It’s an incredibly rewarding feeling to have finished a cross-country race in the cold and rain and have gotten the best out of yourself on that day.
It doesn’t matter whether you’re fighting for points at the sharp end or near the back of the pack, there are competitions and battles going on everywhere. As runners, we all have those rivals. Some of them are great friends, that we need to beat whether it’s on the road, doing a Parkrun, or a cross-country race. In contrast to road racing, it is great fun to race on a regular basis and to see who comes out on top at the end of the cross-country season.

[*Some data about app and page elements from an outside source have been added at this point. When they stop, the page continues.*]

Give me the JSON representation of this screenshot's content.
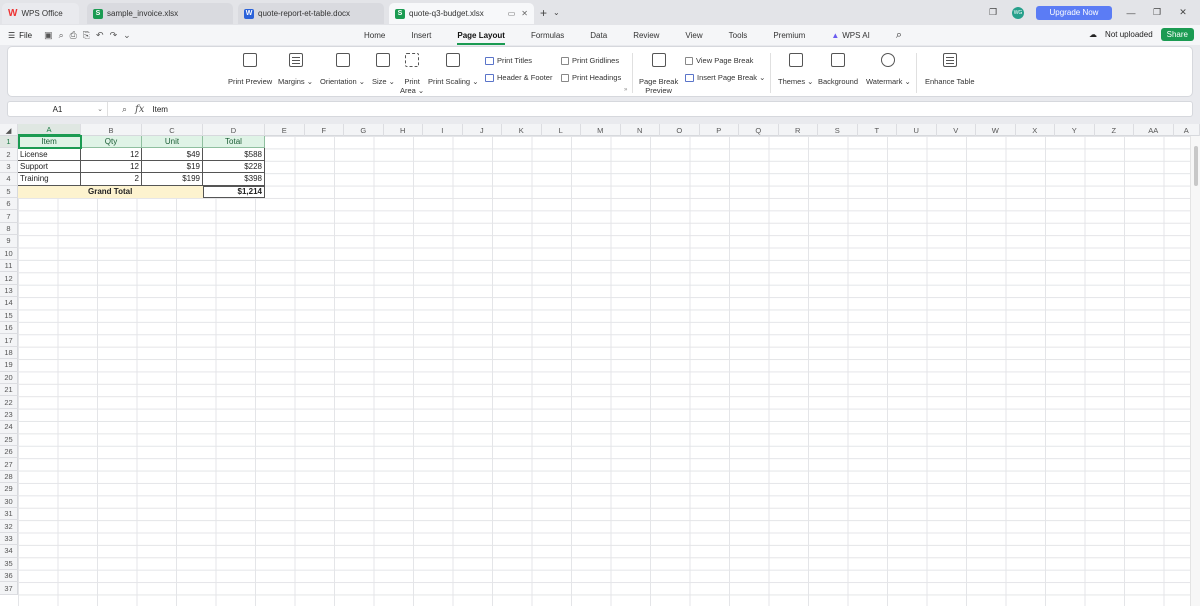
{
  "titlebar": {
    "app_tab": "WPS Office",
    "tabs": [
      {
        "label": "sample_invoice.xlsx",
        "icon": "S"
      },
      {
        "label": "quote-report-et-table.docx",
        "icon": "W"
      },
      {
        "label": "quote-q3-budget.xlsx",
        "icon": "S"
      }
    ],
    "avatar_text": "WG",
    "upgrade_label": "Upgrade Now"
  },
  "menubar": {
    "file_label": "File",
    "menus": [
      "Home",
      "Insert",
      "Page Layout",
      "Formulas",
      "Data",
      "Review",
      "View",
      "Tools",
      "Premium"
    ],
    "active_menu": "Page Layout",
    "wps_ai_label": "WPS AI",
    "not_uploaded_label": "Not uploaded",
    "share_label": "Share"
  },
  "ribbon": {
    "print_preview": "Print Preview",
    "margins": "Margins",
    "orientation": "Orientation",
    "size": "Size",
    "print_area_1": "Print",
    "print_area_2": "Area",
    "print_scaling": "Print Scaling",
    "print_titles": "Print Titles",
    "header_footer": "Header & Footer",
    "print_gridlines": "Print Gridlines",
    "print_headings": "Print Headings",
    "page_break_preview_1": "Page Break",
    "page_break_preview_2": "Preview",
    "view_page_break": "View Page Break",
    "insert_page_break": "Insert Page Break",
    "themes": "Themes",
    "background": "Background",
    "watermark": "Watermark",
    "enhance_table": "Enhance Table"
  },
  "formula_bar": {
    "name_box": "A1",
    "fx_label": "fx",
    "content": "Item"
  },
  "sheet": {
    "columns": [
      "A",
      "B",
      "C",
      "D",
      "E",
      "F",
      "G",
      "H",
      "I",
      "J",
      "K",
      "L",
      "M",
      "N",
      "O",
      "P",
      "Q",
      "R",
      "S",
      "T",
      "U",
      "V",
      "W",
      "X",
      "Y",
      "Z",
      "AA",
      "A"
    ],
    "rows": [
      "1",
      "2",
      "3",
      "4",
      "5",
      "6",
      "7",
      "8",
      "9",
      "10",
      "11",
      "12",
      "13",
      "14",
      "15",
      "16",
      "17",
      "18",
      "19",
      "20",
      "21",
      "22",
      "23",
      "24",
      "25",
      "26",
      "27",
      "28",
      "29",
      "30",
      "31",
      "32",
      "33",
      "34",
      "35",
      "36",
      "37"
    ],
    "table_headers": [
      "Item",
      "Qty",
      "Unit",
      "Total"
    ],
    "table_rows": [
      [
        "License",
        "12",
        "$49",
        "$588"
      ],
      [
        "Support",
        "12",
        "$19",
        "$228"
      ],
      [
        "Training",
        "2",
        "$199",
        "$398"
      ]
    ],
    "grand_total_label": "Grand Total",
    "grand_total_value": "$1,214"
  }
}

Racing on the road you know what times they’ve achieved and whether they are a fast starter or finisher. On the mud, it’s a completely different ball game; are they stronger going up or downhill? As every course is different it’s exciting to take part in a fixture, set goals, and race those familiar faces again.
Generally, when taking part in a road race everyone has a reference point whether it’s a PB or the time you achieved last year. On road it’s you versus the clock, what time can you achieve? Are you getting fitter and faster? Unless taking part in a club race or relays tactics are rarely needed or used.
Tactics are a big part of cross-country, and runners will have various race plans depending on conditions. Sometimes you may want to start conservatively, then pick up the pace and spring a surprise in the final few metres. On the other hand, you may be better off going out fast and holding onto a gap to the finish line (quite often sawdust on the ground).
After the race has been run, competitive club runners shake hands and congratulate rivals, whilst simultaneously screaming at their teammates to outsprint another runner in the “wrong” club vest. Everyone respects each other’s efforts and clubs celebrate their hard-earned results, normally with tea/coffee (or beer) and food put on by the host club. Cross-country is a special form of running. By racing, you become part of something bigger.
If you haven’t taken part in cross-country yet I recommend you invest in some comfortable kit, good washing detergent and brace yourself for a lot of fun.